======== Records for this task

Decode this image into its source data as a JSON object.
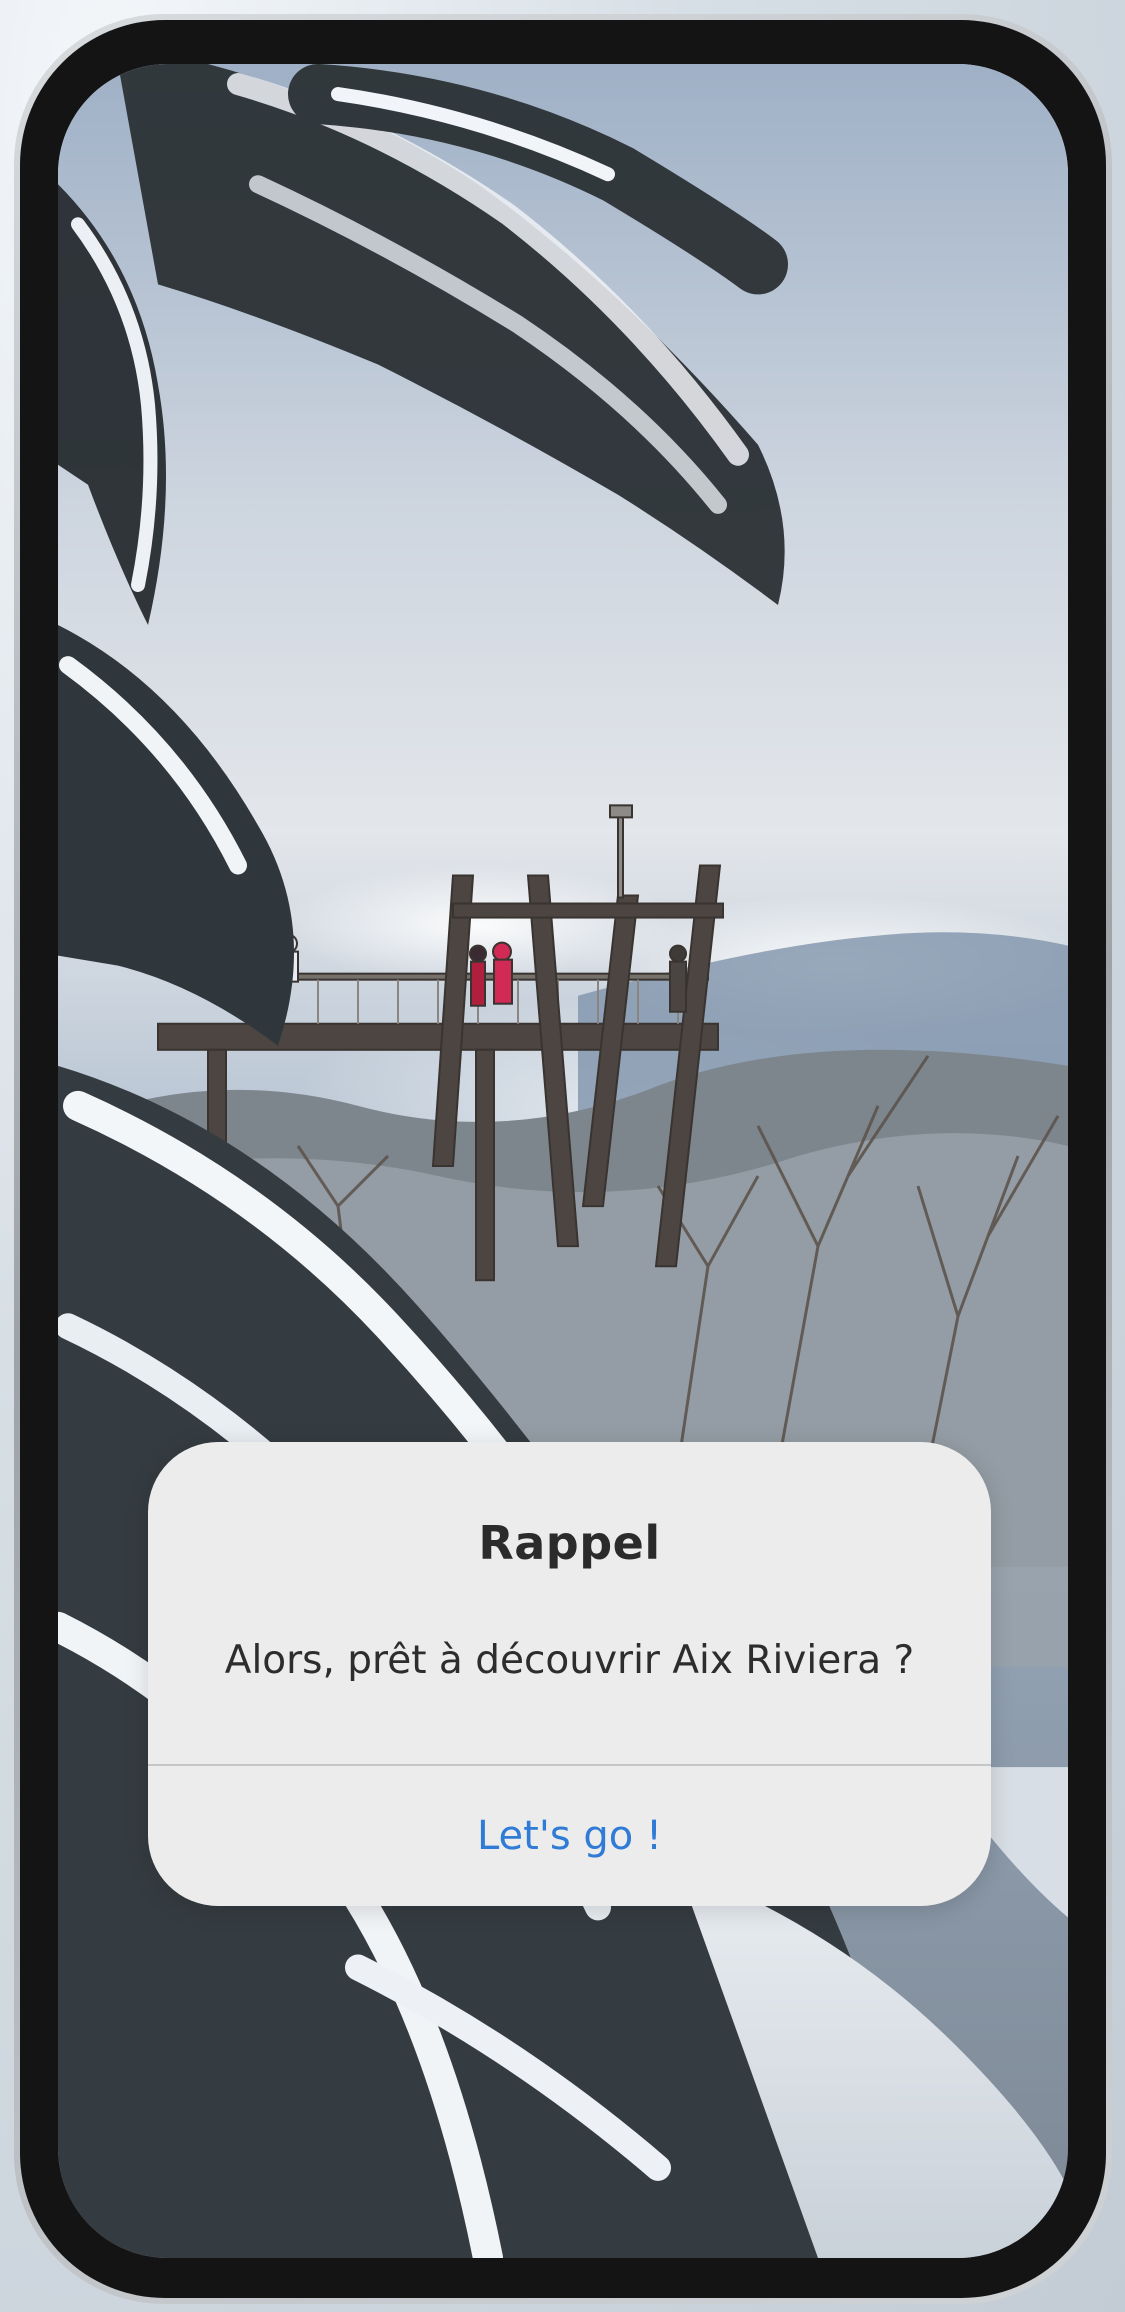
{
  "alert": {
    "title": "Rappel",
    "message": "Alors, prêt à découvrir Aix Riviera ?",
    "action_label": "Let's go !"
  },
  "colors": {
    "dialog_background": "#ececec",
    "action_text": "#2f7bd6",
    "title_text": "#2b2b2b",
    "bezel": "#141414"
  },
  "background": {
    "description_icon": "snowy-forest-viewpoint-wallpaper"
  }
}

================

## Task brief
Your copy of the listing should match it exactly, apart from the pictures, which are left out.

## Result
Decode this image into its source data as a JSON object.
{
  "alert": {
    "title": "Rappel",
    "message": "Alors, prêt à découvrir Aix Riviera ?",
    "action_label": "Let's go !"
  },
  "colors": {
    "dialog_background": "#ececec",
    "action_text": "#2f7bd6",
    "title_text": "#2b2b2b",
    "bezel": "#141414"
  },
  "background": {
    "description_icon": "snowy-forest-viewpoint-wallpaper"
  }
}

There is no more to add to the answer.